◆ Exercise description: Go through the records that follow and tally the lines with "Cost" in them; answer with the number alone.

[Data about app and page elements]
^^^^
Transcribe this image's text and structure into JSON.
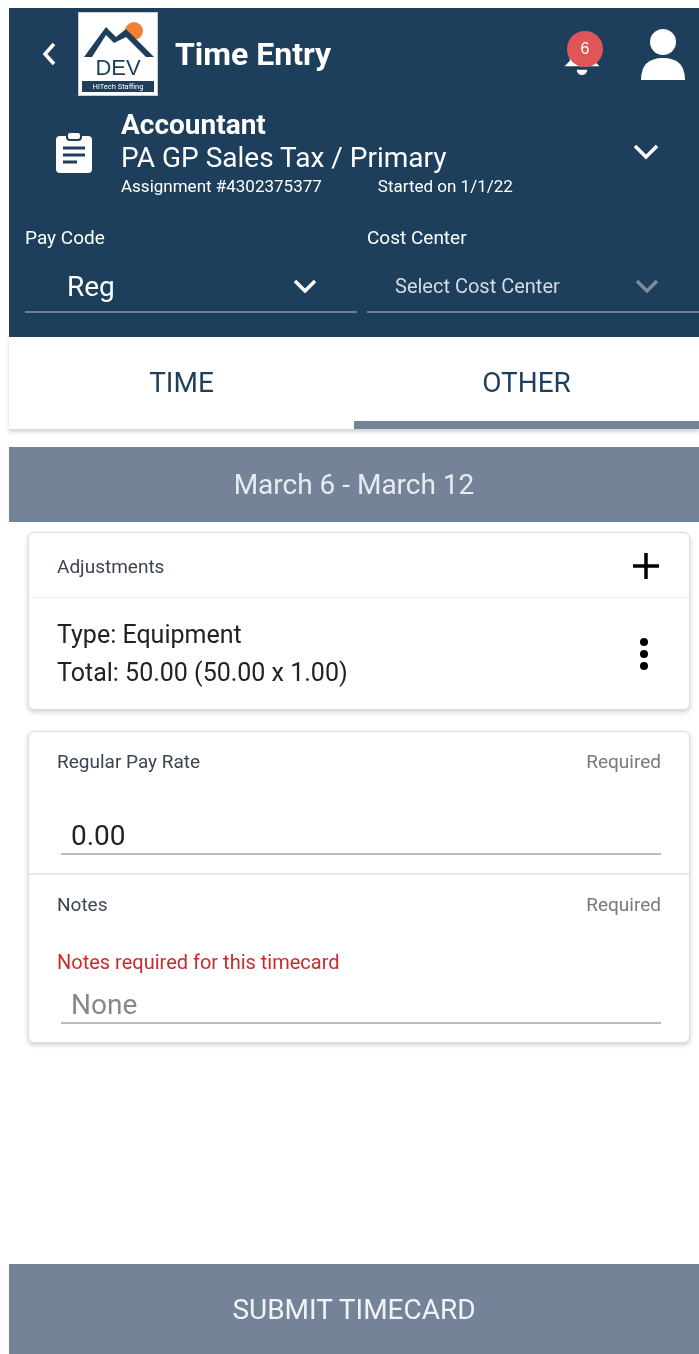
{
  "header": {
    "title": "Time Entry",
    "logo": {
      "text": "DEV",
      "subtext": "HiTech Staffing"
    },
    "notification_count": "6"
  },
  "assignment": {
    "title": "Accountant",
    "subtitle": "PA GP Sales Tax / Primary",
    "number": "Assignment #4302375377",
    "started": "Started on 1/1/22"
  },
  "selectors": [
    {
      "label": "Pay Code",
      "value": "Reg",
      "placeholder": false
    },
    {
      "label": "Cost Center",
      "value": "Select Cost Center",
      "placeholder": true
    }
  ],
  "tabs": [
    {
      "label": "TIME",
      "selected": false
    },
    {
      "label": "OTHER",
      "selected": true
    }
  ],
  "week": "March 6 - March 12",
  "adjustments": {
    "title": "Adjustments",
    "items": [
      {
        "type": "Type: Equipment",
        "total": "Total: 50.00 (50.00 x 1.00)"
      }
    ]
  },
  "fields": [
    {
      "label": "Regular Pay Rate",
      "required": "Required",
      "value": "0.00"
    },
    {
      "label": "Notes",
      "required": "Required",
      "error": "Notes required for this timecard",
      "placeholder": "None"
    }
  ],
  "submit": "SUBMIT TIMECARD"
}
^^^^
◆ Answer for this exercise: 2